On Monday, teachers responded to the call of the Trinidad and Tobago United Teachers Association (TTUTA) not to attend school on the first day of the 2022-2023 school year.
TTUTA called for observance of a day of rest and reflection in light of an offer of a four per cent salary increase by the personnel manager.
The Ministry of Education noted that the teacher participation rate was 27% in primary schools and 31% in secondary schools.
Student participation was comparable in government and faith-based schools at the primary and secondary levels.
Overall, the student participation rate at the primary level was 17% compared to 39% among secondary level students.
In faith-based primary schools, teacher and student attendance was 28% and 20% respectively, while the corresponding attendance in public schools was 24% and 12% respectively.
In denominational secondary schools, attendance of teachers and students was 47% and 68% respectively, while the corresponding attendance in public schools was 25% and 26% respectively.
The ministry noted that the results of the Secondary Entrance Assessment (SEE) in particular proved the importance of students returning to physical classes.

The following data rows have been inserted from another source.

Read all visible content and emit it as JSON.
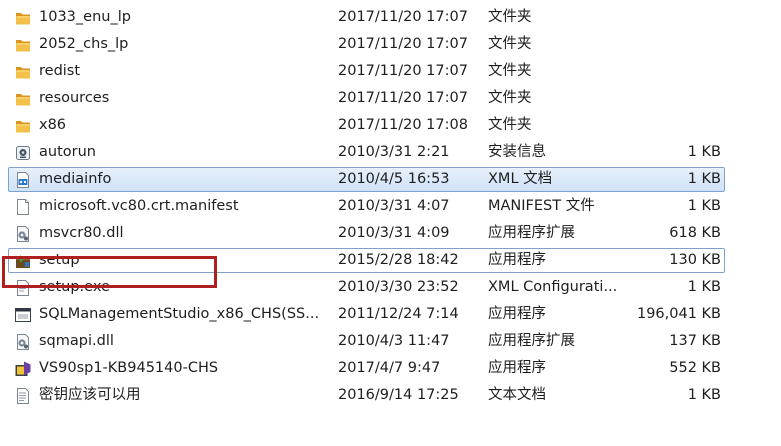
{
  "files": [
    {
      "name": "1033_enu_lp",
      "date": "2017/11/20 17:07",
      "type": "文件夹",
      "size": "",
      "icon": "folder-icon"
    },
    {
      "name": "2052_chs_lp",
      "date": "2017/11/20 17:07",
      "type": "文件夹",
      "size": "",
      "icon": "folder-icon"
    },
    {
      "name": "redist",
      "date": "2017/11/20 17:07",
      "type": "文件夹",
      "size": "",
      "icon": "folder-icon"
    },
    {
      "name": "resources",
      "date": "2017/11/20 17:07",
      "type": "文件夹",
      "size": "",
      "icon": "folder-icon"
    },
    {
      "name": "x86",
      "date": "2017/11/20 17:08",
      "type": "文件夹",
      "size": "",
      "icon": "folder-icon"
    },
    {
      "name": "autorun",
      "date": "2010/3/31 2:21",
      "type": "安装信息",
      "size": "1 KB",
      "icon": "setup-info-icon"
    },
    {
      "name": "mediainfo",
      "date": "2010/4/5 16:53",
      "type": "XML 文档",
      "size": "1 KB",
      "icon": "xml-document-icon",
      "selected": true
    },
    {
      "name": "microsoft.vc80.crt.manifest",
      "date": "2010/3/31 4:07",
      "type": "MANIFEST 文件",
      "size": "1 KB",
      "icon": "blank-file-icon"
    },
    {
      "name": "msvcr80.dll",
      "date": "2010/3/31 4:09",
      "type": "应用程序扩展",
      "size": "618 KB",
      "icon": "dll-file-icon"
    },
    {
      "name": "setup",
      "date": "2015/2/28 18:42",
      "type": "应用程序",
      "size": "130 KB",
      "icon": "installer-icon",
      "focused": true
    },
    {
      "name": "setup.exe",
      "date": "2010/3/30 23:52",
      "type": "XML Configurati...",
      "size": "1 KB",
      "icon": "config-file-icon"
    },
    {
      "name": "SQLManagementStudio_x86_CHS(SS...",
      "date": "2011/12/24 7:14",
      "type": "应用程序",
      "size": "196,041 KB",
      "icon": "application-icon"
    },
    {
      "name": "sqmapi.dll",
      "date": "2010/4/3 11:47",
      "type": "应用程序扩展",
      "size": "137 KB",
      "icon": "dll-file-icon"
    },
    {
      "name": "VS90sp1-KB945140-CHS",
      "date": "2017/4/7 9:47",
      "type": "应用程序",
      "size": "552 KB",
      "icon": "vs-installer-icon"
    },
    {
      "name": "密钥应该可以用",
      "date": "2016/9/14 17:25",
      "type": "文本文档",
      "size": "1 KB",
      "icon": "text-file-icon"
    }
  ],
  "annotation": {
    "highlighted_item": "setup",
    "highlight_color": "#b01e1e"
  },
  "colors": {
    "folder": "#e8a52a",
    "selection_border": "#7da2ce",
    "selection_fill": "#d6e6f8"
  }
}
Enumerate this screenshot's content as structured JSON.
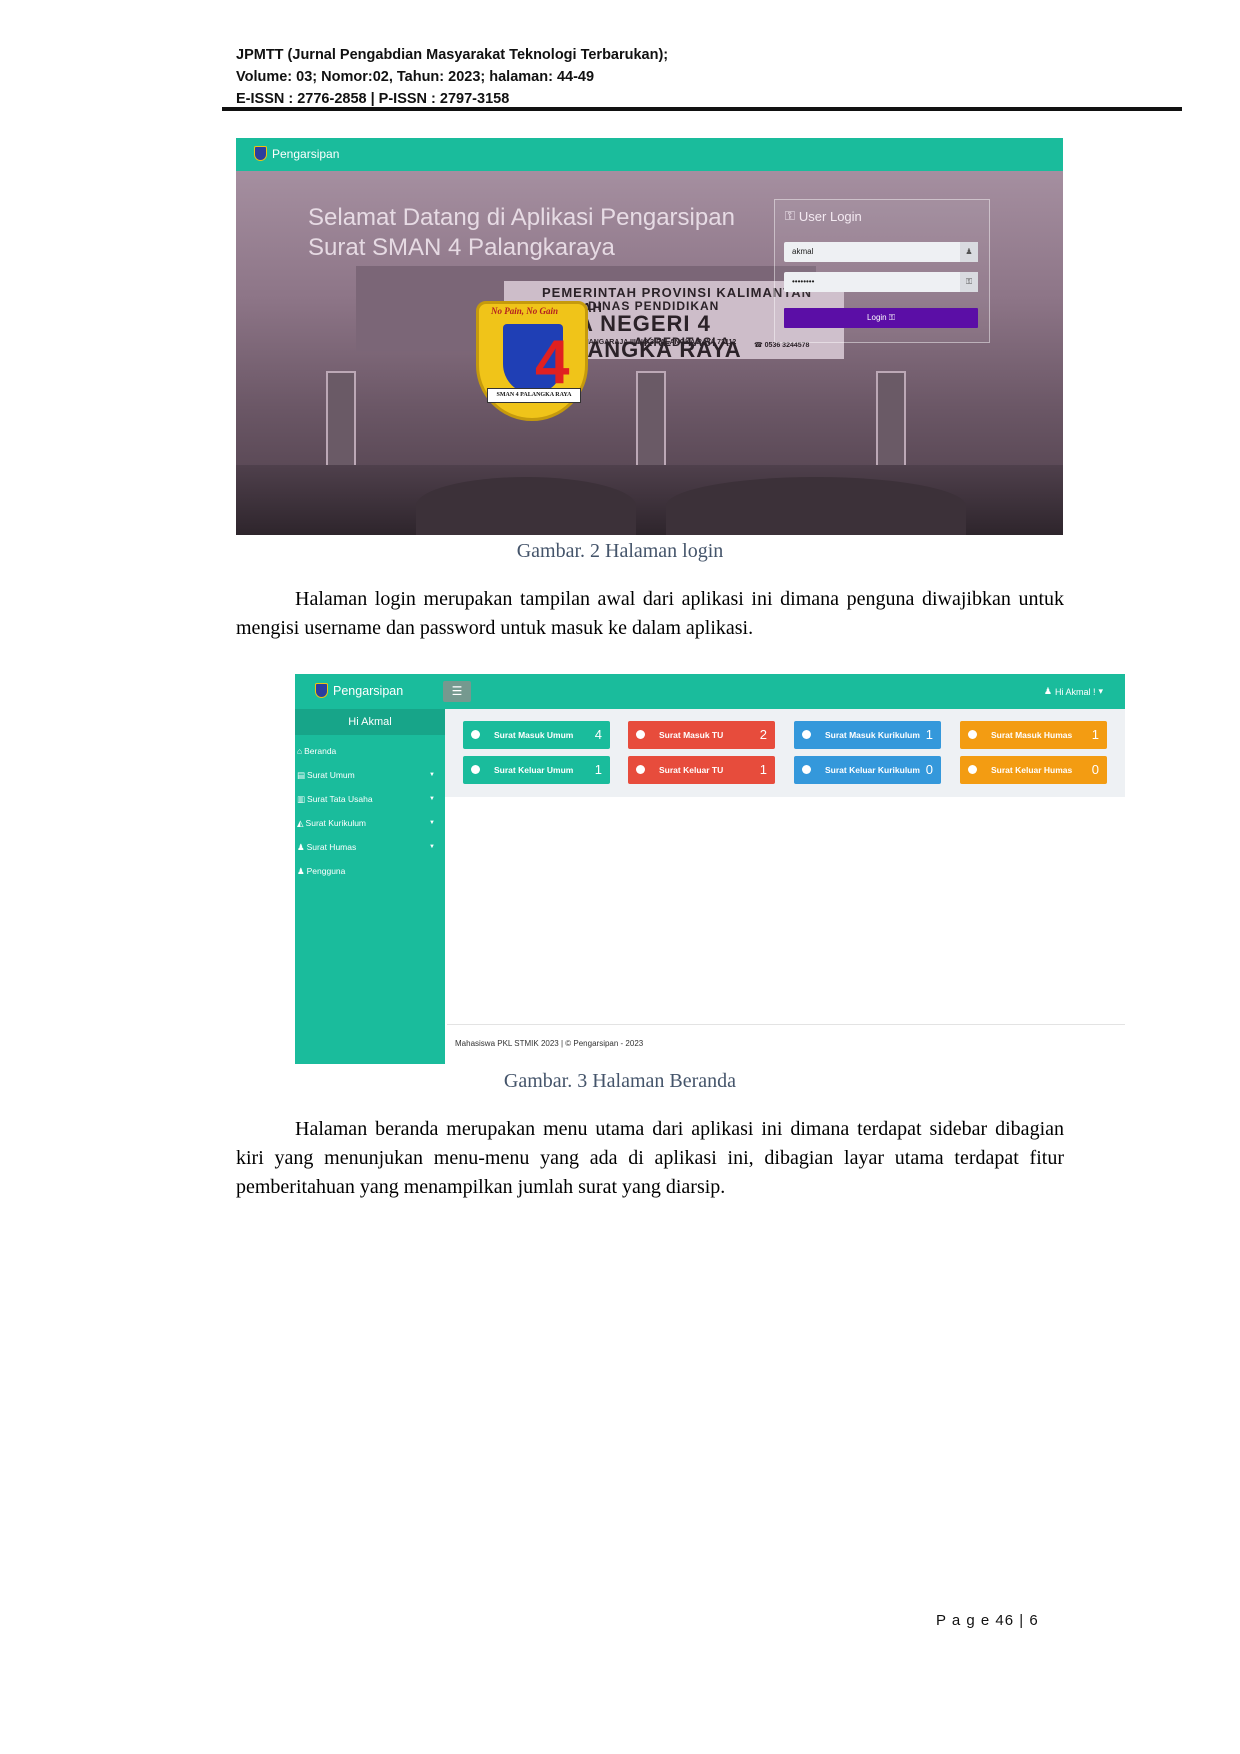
{
  "header": {
    "line1": "JPMTT (Jurnal Pengabdian Masyarakat Teknologi Terbarukan);",
    "line2": "Volume: 03; Nomor:02, Tahun: 2023; halaman: 44-49",
    "line3": "E-ISSN : 2776-2858 | P-ISSN : 2797-3158"
  },
  "figure2": {
    "app_name": "Pengarsipan",
    "welcome_line1": "Selamat Datang di Aplikasi Pengarsipan",
    "welcome_line2": "Surat SMAN 4 Palangkaraya",
    "login_title": "User Login",
    "username_value": "akmal",
    "password_value": "••••••••",
    "login_button": "Login",
    "logo_motto": "No Pain, No Gain",
    "logo_number": "4",
    "logo_band": "SMAN 4 PALANGKA RAYA",
    "sign": {
      "l1": "PEMERINTAH PROVINSI KALIMANTAN TENGAH",
      "l2": "DINAS PENDIDIKAN",
      "l3": "SMA NEGERI 4 PALANGKA RAYA",
      "l4": "JL. SISINGAMANGARAJA III NO.3 PALANGKA RAYA 73112",
      "l5": "AKREDITASI A",
      "l6": "☎ 0536 3244578"
    },
    "caption": "Gambar. 2 Halaman login"
  },
  "para1": {
    "text": "Halaman login merupakan tampilan awal dari aplikasi ini dimana penguna diwajibkan untuk mengisi username dan password untuk masuk ke dalam aplikasi."
  },
  "figure3": {
    "app_name": "Pengarsipan",
    "toggle_icon": "☰",
    "user_menu": "Hi Akmal !",
    "sidebar_greeting": "Hi Akmal",
    "sidebar_items": [
      {
        "label": "Beranda",
        "icon": "home-icon"
      },
      {
        "label": "Surat Umum",
        "icon": "list-icon"
      },
      {
        "label": "Surat Tata Usaha",
        "icon": "book-icon"
      },
      {
        "label": "Surat Kurikulum",
        "icon": "graduation-cap-icon"
      },
      {
        "label": "Surat Humas",
        "icon": "users-icon"
      },
      {
        "label": "Pengguna",
        "icon": "user-icon"
      }
    ],
    "tiles": [
      {
        "label": "Surat Masuk Umum",
        "count": "4",
        "color": "#1abc9c"
      },
      {
        "label": "Surat Masuk TU",
        "count": "2",
        "color": "#e74c3c"
      },
      {
        "label": "Surat Masuk Kurikulum",
        "count": "1",
        "color": "#3498db"
      },
      {
        "label": "Surat Masuk Humas",
        "count": "1",
        "color": "#f39c12"
      },
      {
        "label": "Surat Keluar Umum",
        "count": "1",
        "color": "#1abc9c"
      },
      {
        "label": "Surat Keluar TU",
        "count": "1",
        "color": "#e74c3c"
      },
      {
        "label": "Surat Keluar Kurikulum",
        "count": "0",
        "color": "#3498db"
      },
      {
        "label": "Surat Keluar Humas",
        "count": "0",
        "color": "#f39c12"
      }
    ],
    "footer": "Mahasiswa PKL STMIK 2023 | © Pengarsipan - 2023",
    "caption": "Gambar. 3 Halaman Beranda"
  },
  "para2": {
    "text": "Halaman beranda merupakan menu utama dari aplikasi ini dimana terdapat sidebar dibagian kiri yang menunjukan menu-menu yang ada di aplikasi ini, dibagian layar utama terdapat fitur pemberitahuan yang menampilkan jumlah surat yang diarsip."
  },
  "page_number": "P a g e  46 | 6"
}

A statement read: “The results of our standardized terminal exams, SEA to a greater extent than CSEC and CAPE, show that there is a lot of work to be done at all levels during this academic year, which continues until to July 7, 2023, and a lot of ground to catch up. »
To this end, the ministry said that the collaboration and cooperation of parents, students, teachers and all stakeholders are key to recovering from the effects of the COVID-19 pandemic on the education system.
“As our students continue their educational journey tomorrow, Tuesday, September 6, 2022, let us all work towards one goal: the development of citizens who will lead Trinidad and Tobago on a successful trajectory towards achieving Vision 2030,” said the Ministry. concluded.